- PROBLEM DESCRIPTION:
The reply should match the listing below character for character, except that no image is carried over.

┄┄┄┄┄┄┄┄┄┄

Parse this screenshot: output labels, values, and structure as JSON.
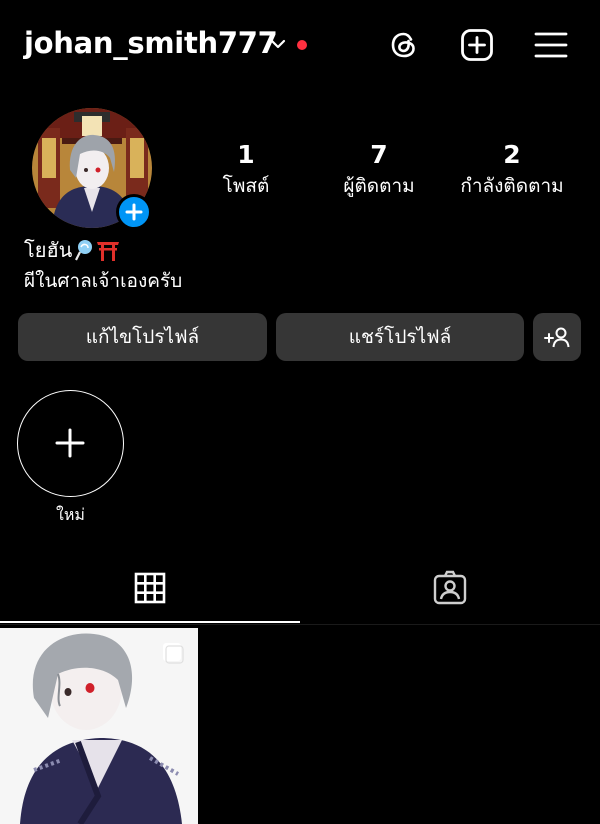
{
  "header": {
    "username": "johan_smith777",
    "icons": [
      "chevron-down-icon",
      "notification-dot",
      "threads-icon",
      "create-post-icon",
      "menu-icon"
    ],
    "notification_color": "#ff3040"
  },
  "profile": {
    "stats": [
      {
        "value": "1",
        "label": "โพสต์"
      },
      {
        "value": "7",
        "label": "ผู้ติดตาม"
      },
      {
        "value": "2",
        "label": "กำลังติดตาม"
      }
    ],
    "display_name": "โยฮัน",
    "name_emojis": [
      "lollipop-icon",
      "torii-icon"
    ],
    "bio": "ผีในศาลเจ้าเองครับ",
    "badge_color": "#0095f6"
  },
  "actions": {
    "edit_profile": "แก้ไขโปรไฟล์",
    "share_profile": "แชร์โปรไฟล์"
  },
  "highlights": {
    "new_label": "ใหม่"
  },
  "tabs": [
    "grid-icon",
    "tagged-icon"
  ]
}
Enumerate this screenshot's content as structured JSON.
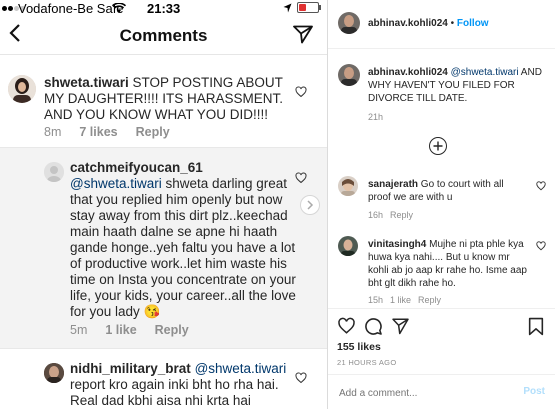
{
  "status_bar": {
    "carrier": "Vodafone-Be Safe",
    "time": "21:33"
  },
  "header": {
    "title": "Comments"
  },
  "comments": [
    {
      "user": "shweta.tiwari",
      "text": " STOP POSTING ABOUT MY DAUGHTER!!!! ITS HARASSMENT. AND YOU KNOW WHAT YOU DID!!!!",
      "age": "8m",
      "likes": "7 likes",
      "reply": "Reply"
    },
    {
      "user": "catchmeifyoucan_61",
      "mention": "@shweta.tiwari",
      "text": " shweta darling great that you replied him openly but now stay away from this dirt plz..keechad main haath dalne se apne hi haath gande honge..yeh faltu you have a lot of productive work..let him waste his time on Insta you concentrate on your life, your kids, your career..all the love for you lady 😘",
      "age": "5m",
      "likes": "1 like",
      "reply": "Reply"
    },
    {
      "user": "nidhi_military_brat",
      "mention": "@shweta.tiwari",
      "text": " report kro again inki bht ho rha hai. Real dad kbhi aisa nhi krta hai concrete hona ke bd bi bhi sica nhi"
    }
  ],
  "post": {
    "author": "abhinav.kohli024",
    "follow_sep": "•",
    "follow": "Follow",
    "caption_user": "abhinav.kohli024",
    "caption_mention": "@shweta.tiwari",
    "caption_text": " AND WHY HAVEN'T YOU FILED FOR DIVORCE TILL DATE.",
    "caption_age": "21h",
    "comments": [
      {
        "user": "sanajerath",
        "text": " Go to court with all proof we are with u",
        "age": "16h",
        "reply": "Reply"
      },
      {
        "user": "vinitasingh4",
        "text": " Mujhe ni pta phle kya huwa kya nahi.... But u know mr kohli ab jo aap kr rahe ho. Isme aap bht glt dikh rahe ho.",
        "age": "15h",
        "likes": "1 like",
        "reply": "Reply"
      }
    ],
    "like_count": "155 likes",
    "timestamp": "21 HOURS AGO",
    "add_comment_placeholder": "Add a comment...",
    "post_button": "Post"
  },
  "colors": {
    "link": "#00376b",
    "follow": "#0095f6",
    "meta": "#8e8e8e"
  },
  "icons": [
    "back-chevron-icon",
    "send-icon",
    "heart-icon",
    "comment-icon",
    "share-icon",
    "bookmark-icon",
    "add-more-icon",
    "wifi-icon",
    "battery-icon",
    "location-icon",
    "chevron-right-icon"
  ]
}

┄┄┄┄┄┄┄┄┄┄

- THE ANSWER:
Parse this screenshot: output labels, values, and structure as JSON.
{
  "header": {
    "username": "johan_smith777",
    "icons": [
      "chevron-down-icon",
      "notification-dot",
      "threads-icon",
      "create-post-icon",
      "menu-icon"
    ],
    "notification_color": "#ff3040"
  },
  "profile": {
    "stats": [
      {
        "value": "1",
        "label": "โพสต์"
      },
      {
        "value": "7",
        "label": "ผู้ติดตาม"
      },
      {
        "value": "2",
        "label": "กำลังติดตาม"
      }
    ],
    "display_name": "โยฮัน",
    "name_emojis": [
      "lollipop-icon",
      "torii-icon"
    ],
    "bio": "ผีในศาลเจ้าเองครับ",
    "badge_color": "#0095f6"
  },
  "actions": {
    "edit_profile": "แก้ไขโปรไฟล์",
    "share_profile": "แชร์โปรไฟล์"
  },
  "highlights": {
    "new_label": "ใหม่"
  },
  "tabs": [
    "grid-icon",
    "tagged-icon"
  ]
}
Enumerate this screenshot's content as structured JSON.
{
  "status_bar": {
    "carrier": "Vodafone-Be Safe",
    "time": "21:33"
  },
  "header": {
    "title": "Comments"
  },
  "comments": [
    {
      "user": "shweta.tiwari",
      "text": " STOP POSTING ABOUT MY DAUGHTER!!!! ITS HARASSMENT. AND YOU KNOW WHAT YOU DID!!!!",
      "age": "8m",
      "likes": "7 likes",
      "reply": "Reply"
    },
    {
      "user": "catchmeifyoucan_61",
      "mention": "@shweta.tiwari",
      "text": " shweta darling great that you replied him openly but now stay away from this dirt plz..keechad main haath dalne se apne hi haath gande honge..yeh faltu you have a lot of productive work..let him waste his time on Insta you concentrate on your life, your kids, your career..all the love for you lady 😘",
      "age": "5m",
      "likes": "1 like",
      "reply": "Reply"
    },
    {
      "user": "nidhi_military_brat",
      "mention": "@shweta.tiwari",
      "text": " report kro again inki bht ho rha hai. Real dad kbhi aisa nhi krta hai concrete hona ke bd bi bhi sica nhi"
    }
  ],
  "post": {
    "author": "abhinav.kohli024",
    "follow_sep": "•",
    "follow": "Follow",
    "caption_user": "abhinav.kohli024",
    "caption_mention": "@shweta.tiwari",
    "caption_text": " AND WHY HAVEN'T YOU FILED FOR DIVORCE TILL DATE.",
    "caption_age": "21h",
    "comments": [
      {
        "user": "sanajerath",
        "text": " Go to court with all proof we are with u",
        "age": "16h",
        "reply": "Reply"
      },
      {
        "user": "vinitasingh4",
        "text": " Mujhe ni pta phle kya huwa kya nahi.... But u know mr kohli ab jo aap kr rahe ho. Isme aap bht glt dikh rahe ho.",
        "age": "15h",
        "likes": "1 like",
        "reply": "Reply"
      }
    ],
    "like_count": "155 likes",
    "timestamp": "21 HOURS AGO",
    "add_comment_placeholder": "Add a comment...",
    "post_button": "Post"
  },
  "colors": {
    "link": "#00376b",
    "follow": "#0095f6",
    "meta": "#8e8e8e"
  },
  "icons": [
    "back-chevron-icon",
    "send-icon",
    "heart-icon",
    "comment-icon",
    "share-icon",
    "bookmark-icon",
    "add-more-icon",
    "wifi-icon",
    "battery-icon",
    "location-icon",
    "chevron-right-icon"
  ]
}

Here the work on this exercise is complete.